CA Probate Code Sections 13100 et seq – affidavit/declaration procedures for small estates
California probate law has provisions that allow for the collection of personal property (including assets such as stocks, bonds, bank accounts, or money market funds) without requiring formal probate proceedings. Instead, an affidavit and a declaration are signed and presented to the holder of these types of assets — a bank or a brokerage firm — requesting the transfer of the account to another party.
California Probate Code Sections 13100 – 13116 allow requests of banks and other financial institutions (“holder of funds”) to distribute, without probate administration, assets of relatively small value not to exceed $150,000 (gross value of all real and personal property owned by the decedent in California on the date of death.) These simplified procedures are beneficial to some consumers – saving money and time. Since the procedures do not require oversight by a court, the law also provides protection for the financial institutions to prevent the institution from being caught in middle between multiple property claimants.
Di Angelo v. Wells Fargo Bank
A recent (April 29, 2016) opinion from the US Court of Appeals, Fifth Circuit involved just such a situation as described above. The appeal arose from a case in Texas federal district court.
Sequoia Di Angelo v. Wells Fargo Bank, National Association; Giovannina Cantale, No. 15-20520. Full text of the opinion here – http://tinyurl.com/hrgcxde
The background of this case involved a death of a father and son while mountain climbing and the father’s will which left any US bank assets to his surviving children. The surviving child sued Wells Fargo Bank as the father’s Texas bank accounts had been closed from a California bank branch post-death by another family member. The court stated in its opinion:
Given the applicability of California law, there is no genuine dispute of material fact. Section 13106(a) discharges the holder of funds “from any further liability with respect to the money or property” upon receipt of an affidavit conforming to the requirements of Sections 13100 through 13104 of the California Probate Code. “The holder may rely in good faith on the statements in the affidavit or declaration and has no duty to inquire into the truth of any statement in the affidavit or declaration.” Cal. Probate Code § 13106(a).
The Court went on to find that “[i]f Di Angelo has indeed been injured, she must proceed directly against the person to whom Wells Fargo disbursed the money, namely, her step-mother. What Di Angelo seeks—to have Wells Fargo make a double payment, once to her and once to her stepmother—is precisely what California law denies.”
NOLO’s How to Probate an Estate in California

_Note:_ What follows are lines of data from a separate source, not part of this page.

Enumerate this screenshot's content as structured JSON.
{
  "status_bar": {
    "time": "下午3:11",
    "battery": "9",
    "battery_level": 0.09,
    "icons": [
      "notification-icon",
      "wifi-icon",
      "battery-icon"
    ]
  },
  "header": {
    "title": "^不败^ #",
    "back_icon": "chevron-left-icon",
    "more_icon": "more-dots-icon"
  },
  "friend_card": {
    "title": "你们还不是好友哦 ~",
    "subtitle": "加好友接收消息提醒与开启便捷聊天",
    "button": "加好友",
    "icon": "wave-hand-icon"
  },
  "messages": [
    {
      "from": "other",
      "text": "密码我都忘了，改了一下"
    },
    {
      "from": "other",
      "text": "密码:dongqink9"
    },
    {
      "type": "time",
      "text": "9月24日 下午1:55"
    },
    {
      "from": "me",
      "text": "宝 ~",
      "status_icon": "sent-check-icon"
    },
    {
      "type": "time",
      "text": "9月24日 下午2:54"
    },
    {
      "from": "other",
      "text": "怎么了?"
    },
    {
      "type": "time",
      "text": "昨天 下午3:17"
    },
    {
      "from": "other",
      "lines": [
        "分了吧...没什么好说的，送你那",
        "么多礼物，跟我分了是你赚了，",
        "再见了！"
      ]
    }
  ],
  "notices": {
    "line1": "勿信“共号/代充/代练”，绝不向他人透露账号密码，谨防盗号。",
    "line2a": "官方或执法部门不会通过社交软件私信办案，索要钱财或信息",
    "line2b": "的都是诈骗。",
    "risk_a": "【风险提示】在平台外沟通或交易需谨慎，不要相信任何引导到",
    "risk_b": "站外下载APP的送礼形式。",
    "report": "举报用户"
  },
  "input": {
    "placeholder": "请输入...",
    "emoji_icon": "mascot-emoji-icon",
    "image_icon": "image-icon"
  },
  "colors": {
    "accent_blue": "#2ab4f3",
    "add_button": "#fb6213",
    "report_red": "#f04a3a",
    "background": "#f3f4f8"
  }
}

Before starting this process, a party will want to do research to learn the specifics for the procedures. A good source is Julia Nissley’s How to Probate an Estate in California (NOLO), Chapter 11, “Transferring Small Estates Under $150,000.” This chapter includes an overview of the simplified transfer procedure for small estates, how to determine whether to use summary procedures, and how to transfer the property like personal property and real property. Templates for an affidavit can be found in a number of places including — ACLL’s Forms page or by searching the How to Probate title on the NOLO/EBSCO database accessed from ACLL’s Legal Databases page. Or here – http://saclaw.org/wp-content/uploads/2015/01/form-affidavit-for-collection-of-personal-property.pdf
The paper version of the 2016 edition of the title (Self Help KFC 205 Z9 N57 2016) is available at our Oakland location. The 2013 edition is available at our Hayward location and the Dublin Public Library satellite collection. Many local public libraries have the NOLO titles within their collections.